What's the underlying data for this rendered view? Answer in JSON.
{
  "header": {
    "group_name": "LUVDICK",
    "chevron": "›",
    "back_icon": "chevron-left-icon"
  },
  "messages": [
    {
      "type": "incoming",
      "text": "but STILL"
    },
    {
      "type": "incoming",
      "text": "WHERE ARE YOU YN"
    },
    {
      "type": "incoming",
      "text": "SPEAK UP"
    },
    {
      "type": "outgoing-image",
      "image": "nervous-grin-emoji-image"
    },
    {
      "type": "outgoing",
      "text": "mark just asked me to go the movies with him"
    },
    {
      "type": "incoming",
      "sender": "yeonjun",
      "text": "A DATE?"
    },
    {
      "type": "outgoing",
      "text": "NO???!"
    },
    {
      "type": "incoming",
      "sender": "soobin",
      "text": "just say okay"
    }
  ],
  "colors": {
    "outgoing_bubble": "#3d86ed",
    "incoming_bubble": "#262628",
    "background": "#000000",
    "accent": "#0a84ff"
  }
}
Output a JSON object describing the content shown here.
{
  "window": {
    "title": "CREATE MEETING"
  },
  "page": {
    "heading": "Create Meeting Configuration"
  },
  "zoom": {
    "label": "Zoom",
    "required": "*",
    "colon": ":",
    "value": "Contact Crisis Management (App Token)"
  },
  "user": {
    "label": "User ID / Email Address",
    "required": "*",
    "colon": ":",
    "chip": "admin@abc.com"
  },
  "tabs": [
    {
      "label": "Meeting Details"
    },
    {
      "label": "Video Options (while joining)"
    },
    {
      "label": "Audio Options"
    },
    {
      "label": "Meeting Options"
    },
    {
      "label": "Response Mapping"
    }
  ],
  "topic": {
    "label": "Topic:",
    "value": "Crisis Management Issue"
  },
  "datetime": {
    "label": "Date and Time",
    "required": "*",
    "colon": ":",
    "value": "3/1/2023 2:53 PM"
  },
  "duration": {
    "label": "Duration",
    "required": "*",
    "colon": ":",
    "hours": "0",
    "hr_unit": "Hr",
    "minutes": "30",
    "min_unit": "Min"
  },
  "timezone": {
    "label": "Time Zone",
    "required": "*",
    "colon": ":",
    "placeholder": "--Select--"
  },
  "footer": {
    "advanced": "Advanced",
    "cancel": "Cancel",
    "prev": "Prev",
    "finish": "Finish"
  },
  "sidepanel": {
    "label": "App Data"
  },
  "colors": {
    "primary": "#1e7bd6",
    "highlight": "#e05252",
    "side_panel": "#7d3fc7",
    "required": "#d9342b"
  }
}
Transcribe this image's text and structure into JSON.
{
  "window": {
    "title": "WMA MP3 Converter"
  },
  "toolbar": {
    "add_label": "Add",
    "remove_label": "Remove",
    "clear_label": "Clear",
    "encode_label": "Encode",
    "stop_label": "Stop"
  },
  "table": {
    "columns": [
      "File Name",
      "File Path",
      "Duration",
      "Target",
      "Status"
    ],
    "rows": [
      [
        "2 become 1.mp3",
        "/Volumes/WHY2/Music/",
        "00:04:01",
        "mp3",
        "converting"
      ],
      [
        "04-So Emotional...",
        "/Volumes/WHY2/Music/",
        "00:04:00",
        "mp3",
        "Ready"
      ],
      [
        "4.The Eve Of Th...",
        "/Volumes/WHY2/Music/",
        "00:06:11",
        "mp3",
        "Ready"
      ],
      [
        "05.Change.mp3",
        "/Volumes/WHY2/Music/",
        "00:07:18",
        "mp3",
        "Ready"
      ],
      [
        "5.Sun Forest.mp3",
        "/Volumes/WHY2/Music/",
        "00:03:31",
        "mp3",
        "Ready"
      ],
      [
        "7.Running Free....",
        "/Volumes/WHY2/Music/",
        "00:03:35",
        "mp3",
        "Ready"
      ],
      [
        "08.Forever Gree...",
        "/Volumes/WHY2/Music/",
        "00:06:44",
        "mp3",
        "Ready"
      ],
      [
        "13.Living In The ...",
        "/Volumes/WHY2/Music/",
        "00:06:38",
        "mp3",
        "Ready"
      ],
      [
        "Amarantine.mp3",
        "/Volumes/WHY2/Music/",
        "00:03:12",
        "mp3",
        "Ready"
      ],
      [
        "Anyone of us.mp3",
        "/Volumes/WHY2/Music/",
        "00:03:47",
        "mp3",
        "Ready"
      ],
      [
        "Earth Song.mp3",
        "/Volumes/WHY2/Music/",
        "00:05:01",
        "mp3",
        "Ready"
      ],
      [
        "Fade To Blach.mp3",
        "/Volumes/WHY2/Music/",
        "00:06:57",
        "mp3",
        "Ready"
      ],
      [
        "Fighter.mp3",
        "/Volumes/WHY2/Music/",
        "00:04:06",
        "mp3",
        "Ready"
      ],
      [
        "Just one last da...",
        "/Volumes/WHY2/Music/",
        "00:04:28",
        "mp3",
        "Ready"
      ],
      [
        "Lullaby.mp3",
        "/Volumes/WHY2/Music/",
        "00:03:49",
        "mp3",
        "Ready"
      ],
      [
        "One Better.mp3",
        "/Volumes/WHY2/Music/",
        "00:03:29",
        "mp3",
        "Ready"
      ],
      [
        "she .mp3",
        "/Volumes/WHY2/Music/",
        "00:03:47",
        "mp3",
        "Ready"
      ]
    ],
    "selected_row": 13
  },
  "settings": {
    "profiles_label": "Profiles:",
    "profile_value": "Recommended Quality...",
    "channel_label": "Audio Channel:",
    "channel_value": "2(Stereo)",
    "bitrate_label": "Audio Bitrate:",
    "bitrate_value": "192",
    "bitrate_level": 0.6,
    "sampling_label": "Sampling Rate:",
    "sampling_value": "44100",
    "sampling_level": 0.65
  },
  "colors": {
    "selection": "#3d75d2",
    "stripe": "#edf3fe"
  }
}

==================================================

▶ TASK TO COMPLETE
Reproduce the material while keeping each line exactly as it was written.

▶ RESULT OF THIS TASK
What's the underlying data for this rendered view? Answer in JSON.
{
  "header": {
    "group_name": "LUVDICK",
    "chevron": "›",
    "back_icon": "chevron-left-icon"
  },
  "messages": [
    {
      "type": "incoming",
      "text": "but STILL"
    },
    {
      "type": "incoming",
      "text": "WHERE ARE YOU YN"
    },
    {
      "type": "incoming",
      "text": "SPEAK UP"
    },
    {
      "type": "outgoing-image",
      "image": "nervous-grin-emoji-image"
    },
    {
      "type": "outgoing",
      "text": "mark just asked me to go the movies with him"
    },
    {
      "type": "incoming",
      "sender": "yeonjun",
      "text": "A DATE?"
    },
    {
      "type": "outgoing",
      "text": "NO???!"
    },
    {
      "type": "incoming",
      "sender": "soobin",
      "text": "just say okay"
    }
  ],
  "colors": {
    "outgoing_bubble": "#3d86ed",
    "incoming_bubble": "#262628",
    "background": "#000000",
    "accent": "#0a84ff"
  }
}
Output a JSON object describing the content shown here.
{
  "window": {
    "title": "CREATE MEETING"
  },
  "page": {
    "heading": "Create Meeting Configuration"
  },
  "zoom": {
    "label": "Zoom",
    "required": "*",
    "colon": ":",
    "value": "Contact Crisis Management (App Token)"
  },
  "user": {
    "label": "User ID / Email Address",
    "required": "*",
    "colon": ":",
    "chip": "admin@abc.com"
  },
  "tabs": [
    {
      "label": "Meeting Details"
    },
    {
      "label": "Video Options (while joining)"
    },
    {
      "label": "Audio Options"
    },
    {
      "label": "Meeting Options"
    },
    {
      "label": "Response Mapping"
    }
  ],
  "topic": {
    "label": "Topic:",
    "value": "Crisis Management Issue"
  },
  "datetime": {
    "label": "Date and Time",
    "required": "*",
    "colon": ":",
    "value": "3/1/2023 2:53 PM"
  },
  "duration": {
    "label": "Duration",
    "required": "*",
    "colon": ":",
    "hours": "0",
    "hr_unit": "Hr",
    "minutes": "30",
    "min_unit": "Min"
  },
  "timezone": {
    "label": "Time Zone",
    "required": "*",
    "colon": ":",
    "placeholder": "--Select--"
  },
  "footer": {
    "advanced": "Advanced",
    "cancel": "Cancel",
    "prev": "Prev",
    "finish": "Finish"
  },
  "sidepanel": {
    "label": "App Data"
  },
  "colors": {
    "primary": "#1e7bd6",
    "highlight": "#e05252",
    "side_panel": "#7d3fc7",
    "required": "#d9342b"
  }
}
Transcribe this image's text and structure into JSON.
{
  "window": {
    "title": "WMA MP3 Converter"
  },
  "toolbar": {
    "add_label": "Add",
    "remove_label": "Remove",
    "clear_label": "Clear",
    "encode_label": "Encode",
    "stop_label": "Stop"
  },
  "table": {
    "columns": [
      "File Name",
      "File Path",
      "Duration",
      "Target",
      "Status"
    ],
    "rows": [
      [
        "2 become 1.mp3",
        "/Volumes/WHY2/Music/",
        "00:04:01",
        "mp3",
        "converting"
      ],
      [
        "04-So Emotional...",
        "/Volumes/WHY2/Music/",
        "00:04:00",
        "mp3",
        "Ready"
      ],
      [
        "4.The Eve Of Th...",
        "/Volumes/WHY2/Music/",
        "00:06:11",
        "mp3",
        "Ready"
      ],
      [
        "05.Change.mp3",
        "/Volumes/WHY2/Music/",
        "00:07:18",
        "mp3",
        "Ready"
      ],
      [
        "5.Sun Forest.mp3",
        "/Volumes/WHY2/Music/",
        "00:03:31",
        "mp3",
        "Ready"
      ],
      [
        "7.Running Free....",
        "/Volumes/WHY2/Music/",
        "00:03:35",
        "mp3",
        "Ready"
      ],
      [
        "08.Forever Gree...",
        "/Volumes/WHY2/Music/",
        "00:06:44",
        "mp3",
        "Ready"
      ],
      [
        "13.Living In The ...",
        "/Volumes/WHY2/Music/",
        "00:06:38",
        "mp3",
        "Ready"
      ],
      [
        "Amarantine.mp3",
        "/Volumes/WHY2/Music/",
        "00:03:12",
        "mp3",
        "Ready"
      ],
      [
        "Anyone of us.mp3",
        "/Volumes/WHY2/Music/",
        "00:03:47",
        "mp3",
        "Ready"
      ],
      [
        "Earth Song.mp3",
        "/Volumes/WHY2/Music/",
        "00:05:01",
        "mp3",
        "Ready"
      ],
      [
        "Fade To Blach.mp3",
        "/Volumes/WHY2/Music/",
        "00:06:57",
        "mp3",
        "Ready"
      ],
      [
        "Fighter.mp3",
        "/Volumes/WHY2/Music/",
        "00:04:06",
        "mp3",
        "Ready"
      ],
      [
        "Just one last da...",
        "/Volumes/WHY2/Music/",
        "00:04:28",
        "mp3",
        "Ready"
      ],
      [
        "Lullaby.mp3",
        "/Volumes/WHY2/Music/",
        "00:03:49",
        "mp3",
        "Ready"
      ],
      [
        "One Better.mp3",
        "/Volumes/WHY2/Music/",
        "00:03:29",
        "mp3",
        "Ready"
      ],
      [
        "she .mp3",
        "/Volumes/WHY2/Music/",
        "00:03:47",
        "mp3",
        "Ready"
      ]
    ],
    "selected_row": 13
  },
  "settings": {
    "profiles_label": "Profiles:",
    "profile_value": "Recommended Quality...",
    "channel_label": "Audio Channel:",
    "channel_value": "2(Stereo)",
    "bitrate_label": "Audio Bitrate:",
    "bitrate_value": "192",
    "bitrate_level": 0.6,
    "sampling_label": "Sampling Rate:",
    "sampling_value": "44100",
    "sampling_level": 0.65
  },
  "colors": {
    "selection": "#3d75d2",
    "stripe": "#edf3fe"
  }
}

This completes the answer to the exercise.